Reliability Insights

How to get more work done faster

Last week, I talked about how different sources of waste are impacting your maintenance performance and your plant’s reliability.

This week, let’s get into more detail on how waste is reducing the efficiency of your day-to-day maintenance execution. When you take a look at the Weekly Schedule of your maintenance crew, it will be full of productive work …

… but when you look at what an actual day for your crew looks like, you’ll see plenty of unproductive work. You’ll see plenty of time spent on

… meetings
… looking for parts
… waiting on permits
… waiting on instructions
… waiting on other trades
… waiting on Operations to isolate the equipment

In short, the days of your maintenance crews are full of delays. Delays during jobs. And delays between jobs.

You can eliminate many of these delays by implementing a proper Planning & Scheduling process – increasing your wrench time from a typical 30% to 45%

Which is the equivalent of increasing your workforce by 35% – without hiring anyone! There are many versions of this process out there… but, in essence, they all come down to the same basic steps.

Here is an overview:

Step 1 – Identify & Prioritise

Step 2 – Plan

  • drawings
  • procedures
  • list of spare parts and consumables
  • list of special tools or equipment
  • access or lifting requirements.

Step 3 – Schedule

Step 4 – Execute

  • allocating work
  • executing work
  • managing emerging work
  • reporting daily progress
  • and reinstating equipment

If there are missing parts, emergency maintenance, or changes in methodologies during this step …

… then it is the Maintenance Supervisor’s responsibility to adapt to the changes.

It is important to give the planner feedback on what went well and what went wrong so that they can improve the job plans for next time. Continuous improvement is key to your success!

Step 5 – Close out

After the crew has finished doing the work, the next step is reporting the technical history, work history, and areas for improvement. This is one of the most important steps in the process. Without it, there is no improvement. Unfortunately, it is also one of the steps that many ignore.

As part of this step, the Supervisor:
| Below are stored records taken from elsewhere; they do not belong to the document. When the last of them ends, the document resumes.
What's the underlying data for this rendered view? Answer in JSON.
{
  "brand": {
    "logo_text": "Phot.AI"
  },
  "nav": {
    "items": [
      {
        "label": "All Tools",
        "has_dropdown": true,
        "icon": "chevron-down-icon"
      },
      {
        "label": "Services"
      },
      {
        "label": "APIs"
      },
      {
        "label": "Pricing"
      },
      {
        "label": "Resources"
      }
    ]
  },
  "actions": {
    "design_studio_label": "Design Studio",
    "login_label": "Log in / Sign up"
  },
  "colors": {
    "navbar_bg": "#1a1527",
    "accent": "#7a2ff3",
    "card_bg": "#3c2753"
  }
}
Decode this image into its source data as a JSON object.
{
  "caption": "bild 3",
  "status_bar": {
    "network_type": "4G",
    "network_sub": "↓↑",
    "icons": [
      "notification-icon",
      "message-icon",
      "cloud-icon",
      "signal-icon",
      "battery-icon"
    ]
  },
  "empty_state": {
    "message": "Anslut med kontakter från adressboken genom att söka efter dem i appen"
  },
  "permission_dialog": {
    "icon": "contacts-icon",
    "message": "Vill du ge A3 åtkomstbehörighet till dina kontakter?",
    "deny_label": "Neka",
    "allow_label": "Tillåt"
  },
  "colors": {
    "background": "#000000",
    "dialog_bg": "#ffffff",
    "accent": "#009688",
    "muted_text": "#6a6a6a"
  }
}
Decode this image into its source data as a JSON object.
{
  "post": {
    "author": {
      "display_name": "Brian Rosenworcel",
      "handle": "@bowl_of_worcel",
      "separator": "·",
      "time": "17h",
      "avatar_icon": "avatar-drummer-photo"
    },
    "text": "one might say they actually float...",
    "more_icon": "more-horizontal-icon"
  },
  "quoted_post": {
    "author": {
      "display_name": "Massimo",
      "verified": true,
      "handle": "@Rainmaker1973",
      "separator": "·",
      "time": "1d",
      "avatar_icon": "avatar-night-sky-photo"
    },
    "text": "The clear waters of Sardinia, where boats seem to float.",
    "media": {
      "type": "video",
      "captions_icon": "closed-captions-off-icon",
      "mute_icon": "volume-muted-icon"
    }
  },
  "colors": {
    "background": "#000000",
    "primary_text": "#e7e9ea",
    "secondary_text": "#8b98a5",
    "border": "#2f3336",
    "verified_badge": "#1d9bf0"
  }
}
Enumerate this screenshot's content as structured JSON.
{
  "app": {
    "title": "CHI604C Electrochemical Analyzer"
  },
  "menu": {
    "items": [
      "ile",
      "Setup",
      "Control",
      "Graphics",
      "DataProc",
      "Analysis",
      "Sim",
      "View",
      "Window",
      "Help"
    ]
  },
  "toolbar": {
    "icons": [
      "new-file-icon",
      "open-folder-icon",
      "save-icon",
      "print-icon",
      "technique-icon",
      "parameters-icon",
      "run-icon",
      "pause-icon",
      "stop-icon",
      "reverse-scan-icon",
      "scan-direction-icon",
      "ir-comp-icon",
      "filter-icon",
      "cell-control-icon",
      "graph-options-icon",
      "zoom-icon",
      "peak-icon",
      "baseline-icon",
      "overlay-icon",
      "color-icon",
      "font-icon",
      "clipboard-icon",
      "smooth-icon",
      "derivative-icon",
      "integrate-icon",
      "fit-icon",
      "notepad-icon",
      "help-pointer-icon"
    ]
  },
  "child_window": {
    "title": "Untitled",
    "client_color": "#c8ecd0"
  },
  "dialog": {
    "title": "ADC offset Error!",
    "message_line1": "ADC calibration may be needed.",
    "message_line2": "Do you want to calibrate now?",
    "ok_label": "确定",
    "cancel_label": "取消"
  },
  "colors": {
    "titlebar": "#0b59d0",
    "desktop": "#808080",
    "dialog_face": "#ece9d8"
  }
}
  • Confirms all work is complete and meets the required quality standards;
  • Reviews and approves the technical history in the CMMS;
  • Makes sure the Planner receives feedback on the quality of the job plan;
  • Initiates a Root Cause Analysis if required;
  • Ensures unused materials are back in the warehouse;
  • Initiates payments.

Step 6 – Review and Improve

Again, everything that I mentioned so far is just a summary.

If you want to learn more, you can read the rest of the article or check out our online course on Maintenance Planning & Scheduling.

Let us know down in the comments below. Plenty of plants still struggle with the implementation of Planning and Scheduling, so let us help you solve that problem.